|1901c Boer War, St. Helena|
Picture post card of ''Washdag in het kamp' (Wash day in the camp) at Deadwood Camp, St. Helena, sent locally in Holland, bearing a Netherlands 1c cancelled 26 JAN 04. This is part of a series of post cards produced in Holland on the St Helena Camps. A fine and very scarce post card.
|1901 Boer War, St Helena|
Picture post card of ''Boeren aan den arbeid' (Boers at work) Deadwood Camp, St. Helena, sent locally in Holland, bearing a Netherlands 1c cancelled Rotterdam 18 NOV 01 This is part of a series of post cards produced in Holland on the St Helena Camps. A very uncommon camp scene.
|1902c Boer War, St Helena|
Picture post card of 'Deadwood Blikkendorp' (Deadwood Tin Shack Village) St. Helena, Addressed, but no postage applied, to Utrecht, Holland. This is part of a series of post cards produced in Holland on the St Helena Camps. A very uncommon camp scene.
1927 mourning envelope to Cambridge, England, franked with a 10c cancelled PILLAR BOX, GENERAL POST OFFICE, 22 AU 27. An additional strike of this cancellation is alongside.
|1898 German South west Africa|
1898 post card to Germany bearing a top marginal 10pf tied by a provisional datestamp from Wanderstempel type 1 (with Otjimbingwe removed) dated 3/12/98. Written above in manuscript is 'KHANRIVIER'. A Neustadt 5.1.99 arrival cancel is on the front of the card. Khanrivier was a short lived post office, opening on 10 August 1898 and closed on 28 April 1899. A fine example of this scarce 'Wanderstempel'.
|1869 Carnatic shipwreck |

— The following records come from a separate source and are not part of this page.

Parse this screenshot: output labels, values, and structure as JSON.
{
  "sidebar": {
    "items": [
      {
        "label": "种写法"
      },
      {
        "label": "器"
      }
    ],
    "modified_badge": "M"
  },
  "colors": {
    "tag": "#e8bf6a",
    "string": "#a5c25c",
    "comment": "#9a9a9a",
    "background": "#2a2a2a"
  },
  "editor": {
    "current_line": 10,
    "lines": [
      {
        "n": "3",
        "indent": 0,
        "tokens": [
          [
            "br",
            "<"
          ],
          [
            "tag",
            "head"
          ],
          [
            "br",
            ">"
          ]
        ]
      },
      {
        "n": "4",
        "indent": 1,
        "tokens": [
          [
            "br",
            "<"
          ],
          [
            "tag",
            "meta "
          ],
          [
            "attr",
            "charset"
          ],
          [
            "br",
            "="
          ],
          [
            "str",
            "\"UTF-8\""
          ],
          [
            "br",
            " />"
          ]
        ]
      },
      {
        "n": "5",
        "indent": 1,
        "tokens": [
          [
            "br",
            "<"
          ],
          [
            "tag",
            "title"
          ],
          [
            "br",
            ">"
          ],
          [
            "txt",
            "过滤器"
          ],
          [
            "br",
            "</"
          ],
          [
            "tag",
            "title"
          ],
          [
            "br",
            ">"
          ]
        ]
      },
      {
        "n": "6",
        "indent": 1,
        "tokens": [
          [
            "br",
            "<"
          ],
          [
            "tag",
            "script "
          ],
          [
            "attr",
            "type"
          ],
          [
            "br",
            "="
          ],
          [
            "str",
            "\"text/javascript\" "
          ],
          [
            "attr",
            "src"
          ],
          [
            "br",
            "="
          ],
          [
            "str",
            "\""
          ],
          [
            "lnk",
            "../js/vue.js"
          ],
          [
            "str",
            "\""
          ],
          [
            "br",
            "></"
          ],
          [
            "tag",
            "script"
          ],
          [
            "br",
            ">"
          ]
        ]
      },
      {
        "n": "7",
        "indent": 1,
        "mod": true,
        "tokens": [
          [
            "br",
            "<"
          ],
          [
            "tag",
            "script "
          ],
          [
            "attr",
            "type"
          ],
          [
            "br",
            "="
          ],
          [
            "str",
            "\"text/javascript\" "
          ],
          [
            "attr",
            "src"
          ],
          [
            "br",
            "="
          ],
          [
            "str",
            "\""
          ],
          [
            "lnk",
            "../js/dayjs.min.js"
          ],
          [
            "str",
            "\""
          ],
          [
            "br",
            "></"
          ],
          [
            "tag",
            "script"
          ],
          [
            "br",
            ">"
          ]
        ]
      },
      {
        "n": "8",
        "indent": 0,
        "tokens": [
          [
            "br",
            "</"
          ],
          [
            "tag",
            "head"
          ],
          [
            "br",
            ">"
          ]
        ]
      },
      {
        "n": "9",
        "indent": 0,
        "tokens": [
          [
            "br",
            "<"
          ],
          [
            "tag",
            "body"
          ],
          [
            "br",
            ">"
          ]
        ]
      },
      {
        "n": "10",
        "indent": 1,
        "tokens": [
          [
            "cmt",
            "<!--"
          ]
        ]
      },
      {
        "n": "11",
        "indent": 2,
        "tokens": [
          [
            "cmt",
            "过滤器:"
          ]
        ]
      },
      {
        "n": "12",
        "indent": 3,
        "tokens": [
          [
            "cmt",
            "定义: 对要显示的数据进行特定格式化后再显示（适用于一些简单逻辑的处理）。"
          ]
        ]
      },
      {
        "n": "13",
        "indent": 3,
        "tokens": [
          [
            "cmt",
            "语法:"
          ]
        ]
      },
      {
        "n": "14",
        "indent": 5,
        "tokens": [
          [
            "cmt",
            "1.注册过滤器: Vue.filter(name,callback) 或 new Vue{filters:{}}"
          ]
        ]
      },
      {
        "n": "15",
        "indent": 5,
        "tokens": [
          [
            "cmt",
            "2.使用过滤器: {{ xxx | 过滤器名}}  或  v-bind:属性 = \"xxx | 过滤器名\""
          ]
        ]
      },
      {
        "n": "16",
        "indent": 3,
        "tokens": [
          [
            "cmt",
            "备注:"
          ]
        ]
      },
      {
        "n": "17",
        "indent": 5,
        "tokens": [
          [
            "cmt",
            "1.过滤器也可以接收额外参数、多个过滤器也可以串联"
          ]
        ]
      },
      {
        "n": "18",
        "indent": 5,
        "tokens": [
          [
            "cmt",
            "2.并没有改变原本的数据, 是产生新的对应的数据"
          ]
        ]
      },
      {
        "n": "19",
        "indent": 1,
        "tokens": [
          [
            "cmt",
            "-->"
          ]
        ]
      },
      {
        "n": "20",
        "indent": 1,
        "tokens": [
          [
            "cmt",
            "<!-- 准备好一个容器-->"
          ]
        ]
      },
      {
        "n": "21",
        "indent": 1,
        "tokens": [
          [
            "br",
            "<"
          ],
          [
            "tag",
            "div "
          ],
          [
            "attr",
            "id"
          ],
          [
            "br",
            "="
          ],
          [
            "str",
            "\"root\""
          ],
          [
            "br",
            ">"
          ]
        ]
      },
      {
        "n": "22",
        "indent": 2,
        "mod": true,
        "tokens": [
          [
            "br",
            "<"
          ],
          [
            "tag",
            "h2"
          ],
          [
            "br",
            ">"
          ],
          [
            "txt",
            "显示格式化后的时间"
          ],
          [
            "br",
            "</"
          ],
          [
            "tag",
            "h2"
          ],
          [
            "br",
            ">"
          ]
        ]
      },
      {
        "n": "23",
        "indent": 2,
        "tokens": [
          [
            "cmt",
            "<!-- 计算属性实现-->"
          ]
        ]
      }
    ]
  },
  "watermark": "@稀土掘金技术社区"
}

“CARNATIC” 1869. The P. & O. steamer ‘Carnatic’ left Suez on her way to Bombay on Sunday, September 12th, 1869 with two hundred and thirty passengers and crew on board. At one o’clock on the morning of the 13th, the ship struck on a coral reef off the Island of Shadwan, at the mouth of the Gulf of Suez. At daybreak it was seen that the ship was about three miles from the island, and the reef on which she lay was about four feet under water at high tide. It was decided that a second night would be spent on board by the passengers. The following morning, the 14th, boats were lowered with women and children on board. At 10.50 a.m. the ship suddenly broke in two, and in the confusion twenty seven people were drowned. The survivors managed to drag the ship’s boats across the reef and made it to the island, from where they were rescued by another P. & O. liner, the Sumatra. The ‘Carnatic’ was carrying a large consignment of specie, to the value of forty thousand pounds. Divers managed to salvage the majority of this. The mail was salvaged by divers on the 24th October, having been under water for six weeks. The mail, all of which had been extensively damaged, received a cachet on a printed label ‘Recovered from wreck of the “Carnatic”.’ This cover from London dated AU 28 69 has various transit cancels before arriving on November 15 1869.